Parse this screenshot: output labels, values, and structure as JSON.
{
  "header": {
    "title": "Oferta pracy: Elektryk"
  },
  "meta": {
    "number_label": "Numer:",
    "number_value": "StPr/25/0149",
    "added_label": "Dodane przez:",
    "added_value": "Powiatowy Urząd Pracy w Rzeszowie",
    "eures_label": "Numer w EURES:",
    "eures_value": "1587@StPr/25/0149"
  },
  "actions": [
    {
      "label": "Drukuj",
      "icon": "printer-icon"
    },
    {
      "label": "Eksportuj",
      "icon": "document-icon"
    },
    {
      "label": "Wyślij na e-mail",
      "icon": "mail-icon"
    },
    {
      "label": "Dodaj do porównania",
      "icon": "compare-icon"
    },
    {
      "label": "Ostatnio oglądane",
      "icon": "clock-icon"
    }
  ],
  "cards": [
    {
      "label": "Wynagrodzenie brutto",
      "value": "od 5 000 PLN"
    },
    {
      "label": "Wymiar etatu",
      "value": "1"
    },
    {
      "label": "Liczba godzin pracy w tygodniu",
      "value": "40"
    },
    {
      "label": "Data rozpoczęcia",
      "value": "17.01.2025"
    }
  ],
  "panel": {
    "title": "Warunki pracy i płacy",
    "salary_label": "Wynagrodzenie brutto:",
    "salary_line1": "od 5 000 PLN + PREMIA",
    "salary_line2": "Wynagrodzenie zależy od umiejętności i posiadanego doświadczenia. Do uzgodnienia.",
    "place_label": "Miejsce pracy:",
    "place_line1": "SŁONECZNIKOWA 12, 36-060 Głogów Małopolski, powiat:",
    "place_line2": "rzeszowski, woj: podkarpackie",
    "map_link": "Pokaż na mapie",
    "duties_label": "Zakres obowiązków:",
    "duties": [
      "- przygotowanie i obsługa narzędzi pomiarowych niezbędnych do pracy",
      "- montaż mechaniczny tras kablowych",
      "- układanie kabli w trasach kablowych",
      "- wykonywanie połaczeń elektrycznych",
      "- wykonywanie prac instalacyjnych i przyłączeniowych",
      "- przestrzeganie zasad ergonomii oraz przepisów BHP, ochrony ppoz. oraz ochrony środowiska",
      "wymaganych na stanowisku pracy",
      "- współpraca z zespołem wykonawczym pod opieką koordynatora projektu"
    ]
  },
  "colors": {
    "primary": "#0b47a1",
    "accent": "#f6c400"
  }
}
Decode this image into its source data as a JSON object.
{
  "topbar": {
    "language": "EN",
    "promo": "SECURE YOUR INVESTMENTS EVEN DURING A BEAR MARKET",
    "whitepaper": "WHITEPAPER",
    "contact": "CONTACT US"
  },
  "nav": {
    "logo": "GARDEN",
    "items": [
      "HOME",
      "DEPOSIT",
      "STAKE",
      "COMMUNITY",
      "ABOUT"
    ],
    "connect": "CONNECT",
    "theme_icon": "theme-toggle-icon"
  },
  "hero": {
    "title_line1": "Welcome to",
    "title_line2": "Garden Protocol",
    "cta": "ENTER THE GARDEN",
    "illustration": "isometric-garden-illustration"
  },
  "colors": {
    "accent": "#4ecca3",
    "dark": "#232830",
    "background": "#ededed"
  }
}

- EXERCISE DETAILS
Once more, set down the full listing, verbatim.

- SOLUTION TO THE EXERCISE
Parse this screenshot: output labels, values, and structure as JSON.
{
  "header": {
    "title": "Oferta pracy: Elektryk"
  },
  "meta": {
    "number_label": "Numer:",
    "number_value": "StPr/25/0149",
    "added_label": "Dodane przez:",
    "added_value": "Powiatowy Urząd Pracy w Rzeszowie",
    "eures_label": "Numer w EURES:",
    "eures_value": "1587@StPr/25/0149"
  },
  "actions": [
    {
      "label": "Drukuj",
      "icon": "printer-icon"
    },
    {
      "label": "Eksportuj",
      "icon": "document-icon"
    },
    {
      "label": "Wyślij na e-mail",
      "icon": "mail-icon"
    },
    {
      "label": "Dodaj do porównania",
      "icon": "compare-icon"
    },
    {
      "label": "Ostatnio oglądane",
      "icon": "clock-icon"
    }
  ],
  "cards": [
    {
      "label": "Wynagrodzenie brutto",
      "value": "od 5 000 PLN"
    },
    {
      "label": "Wymiar etatu",
      "value": "1"
    },
    {
      "label": "Liczba godzin pracy w tygodniu",
      "value": "40"
    },
    {
      "label": "Data rozpoczęcia",
      "value": "17.01.2025"
    }
  ],
  "panel": {
    "title": "Warunki pracy i płacy",
    "salary_label": "Wynagrodzenie brutto:",
    "salary_line1": "od 5 000 PLN + PREMIA",
    "salary_line2": "Wynagrodzenie zależy od umiejętności i posiadanego doświadczenia. Do uzgodnienia.",
    "place_label": "Miejsce pracy:",
    "place_line1": "SŁONECZNIKOWA 12, 36-060 Głogów Małopolski, powiat:",
    "place_line2": "rzeszowski, woj: podkarpackie",
    "map_link": "Pokaż na mapie",
    "duties_label": "Zakres obowiązków:",
    "duties": [
      "- przygotowanie i obsługa narzędzi pomiarowych niezbędnych do pracy",
      "- montaż mechaniczny tras kablowych",
      "- układanie kabli w trasach kablowych",
      "- wykonywanie połaczeń elektrycznych",
      "- wykonywanie prac instalacyjnych i przyłączeniowych",
      "- przestrzeganie zasad ergonomii oraz przepisów BHP, ochrony ppoz. oraz ochrony środowiska",
      "wymaganych na stanowisku pracy",
      "- współpraca z zespołem wykonawczym pod opieką koordynatora projektu"
    ]
  },
  "colors": {
    "primary": "#0b47a1",
    "accent": "#f6c400"
  }
}
Decode this image into its source data as a JSON object.
{
  "topbar": {
    "language": "EN",
    "promo": "SECURE YOUR INVESTMENTS EVEN DURING A BEAR MARKET",
    "whitepaper": "WHITEPAPER",
    "contact": "CONTACT US"
  },
  "nav": {
    "logo": "GARDEN",
    "items": [
      "HOME",
      "DEPOSIT",
      "STAKE",
      "COMMUNITY",
      "ABOUT"
    ],
    "connect": "CONNECT",
    "theme_icon": "theme-toggle-icon"
  },
  "hero": {
    "title_line1": "Welcome to",
    "title_line2": "Garden Protocol",
    "cta": "ENTER THE GARDEN",
    "illustration": "isometric-garden-illustration"
  },
  "colors": {
    "accent": "#4ecca3",
    "dark": "#232830",
    "background": "#ededed"
  }
}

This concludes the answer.